So let me just state what I would have liked to have seen David or other commentators on the Lessig blog, or other readers of the Lessig blog do: Read Ann Bartow’s observation. Note to themselves, Huh. By golly, she’s right: there were no women on the NYPL panel, and there certainly could have been. That’s suggestive of sexism. When I do this kind of work I’m going to make sure that I don’t fall prey even to unconscious sexism or other bias. And I’m going to help other people avoid it too.

Don’t freak out. Don’t go all sarcastic or blah blah blah about the Western canon or higher order verbs or mammals or whatever weird issue you have. Everybody falls prey to internalized, subconscious sexism, racism, and other biases sometimes. Just try to be more self-aware about it and don’t freak out when someone calls your attention to it. It’s not an attack on you or on your livelihood or on western civilization. (Well, maybe western civilization ….) Unconscious bias is remedied, in part, by having your consciousness raised and beoming more aware of unconscious bias.

And I had a much longer response detailing why this kind of response is so silly, so irrational, so pointless, and so not helpful, but instead, I’m going to just point, once again, to my new favorite post of the year: How Not To Be Insane When Accused Of Racism (A Guide For White People) at Alas, a Blog.

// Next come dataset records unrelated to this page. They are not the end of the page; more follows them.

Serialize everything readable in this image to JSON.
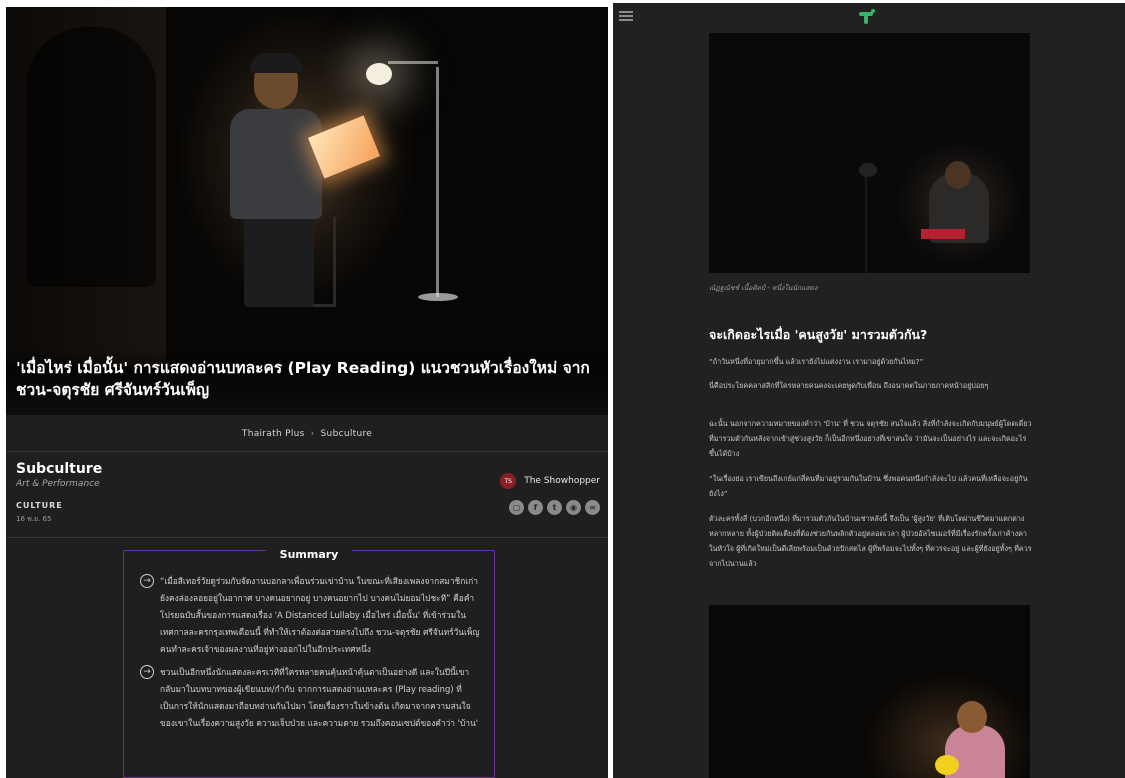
{
  "left": {
    "headline": "'เมื่อไหร่ เมื่อนั้น' การแสดงอ่านบทละคร (Play Reading) แนวชวนหัวเรื่องใหม่ จาก ชวน-จตุรชัย ศรีจันทร์วันเพ็ญ",
    "breadcrumb": {
      "home": "Thairath Plus",
      "separator": "›",
      "current": "Subculture"
    },
    "section": {
      "title": "Subculture",
      "subtitle": "Art & Performance"
    },
    "category": "CULTURE",
    "date": "16 พ.ย. 65",
    "author": {
      "name": "The Showhopper",
      "avatar_text": "TS"
    },
    "share_icons": [
      "bookmark-icon",
      "facebook-icon",
      "twitter-icon",
      "line-icon",
      "link-icon"
    ],
    "summary": {
      "heading": "Summary",
      "items": [
        "“เมื่อสีเทอร์วัยดูร่วมกับจัดงานบอกลาเพื่อนร่วมเข่าบ้าน ในขณะที่เสียงเพลงจากสมาชิกเก่ายังคงล่องลอยอยู่ในอากาศ บางคนอยากอยู่ บางคนอยากไป บางคนไม่ยอมไปชะที” คือคำโปรยฉบับสั้นของการแสดงเรื่อง 'A Distanced Lullaby เมื่อไหร่ เมื่อนั้น' ที่เข้าร่วมในเทศกาลละครกรุงเทพเดือนนี้ ที่ทำให้เราต้องต่อสายตรงไปถึง ชวน-จตุรชัย ศรีจันทร์วันเพ็ญ คนทำละครเจ้าของผลงานที่อยู่ห่างออกไปในอีกประเทศหนึ่ง",
        "ชวนเป็นอีกหนึ่งนักแสดงละครเวทีที่ใครหลายคนคุ้นหน้าคุ้นตาเป็นอย่างดี และในปีนี้เขากลับมาในบทบาทของผู้เขียนบท/กำกับ จากการแสดงอ่านบทละคร (Play reading) ที่เป็นการให้นักแสดงมาถือบทอ่านกันไปมา โดยเรื่องราวในข้างต้น เกิดมาจากความสนใจของเขาในเรื่องความสูงวัย ความเจ็บป่วย และความตาย รวมถึงคอนเซปต์ของคำว่า 'บ้าน'"
      ]
    }
  },
  "right": {
    "caption": "ณัฏฐณัชช์ เนื้อศิลป์ - หนึ่งในนักแสดง",
    "heading": "จะเกิดอะไรเมื่อ 'คนสูงวัย' มารวมตัวกัน?",
    "paragraphs": [
      "“ถ้าวันหนึ่งที่อายุมากขึ้น แล้วเรายังไม่แต่งงาน เรามาอยู่ด้วยกันไหม?”",
      "นี่คือประโยคคลาสสิกที่ใครหลายคนคงจะเคยพูดกับเพื่อน ถึงอนาคตในภายภาคหน้าอยู่บ่อยๆ",
      "ฉะนั้น นอกจากความหมายของคำว่า 'บ้าน' ที่ ชวน จตุรชัย สนใจแล้ว สิ่งที่กำลังจะเกิดกับมนุษย์ผู้โดดเดี่ยวที่มารวมตัวกันหลังจากเข้าสู่ช่วงสูงวัย ก็เป็นอีกหนึ่งอย่างที่เขาสนใจ ว่ามันจะเป็นอย่างไร และจะเกิดอะไรขึ้นได้บ้าง",
      "“ในเรื่องย่อ เราเขียนถึงเกย์แก่สี่คนที่มาอยู่รวมกันในบ้าน ซึ่งพอคนหนึ่งกำลังจะไป แล้วคนที่เหลือจะอยู่กันยังไง”",
      "ตัวละครทั้งสี่ (บวกอีกหนึ่ง) ที่มารวมตัวกันในบ้านเช่าหลังนี้ จึงเป็น 'ผู้สูงวัย' ที่เติบโตผ่านชีวิตมาแตกต่างหลากหลาย ทั้งผู้ป่วยติดเตียงที่ต้องช่วยกันพลิกตัวอยู่ตลอดเวลา ผู้ป่วยอัลไซเมอร์ที่มีเรื่องรักครั้งเก่าค้างคาในหัวใจ ผู้ที่เกิดใหม่เป็นดีเลียพร้อมเป็นด้วยปักสตไล ผู้ที่พร้อมจะไปทั้งๆ ที่ควรจะอยู่ และผู้ที่ยังอยู่ทั้งๆ ที่ควรจากไปนานแล้ว"
    ]
  },
  "colors": {
    "background": "#1f1f1f",
    "summary_border": "#6b2fa2",
    "logo": "#35b56a",
    "author_avatar": "#8b1e23"
  }
}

Oh, and by the way. Thanks, Ann, for doing this work. It’s appreciated.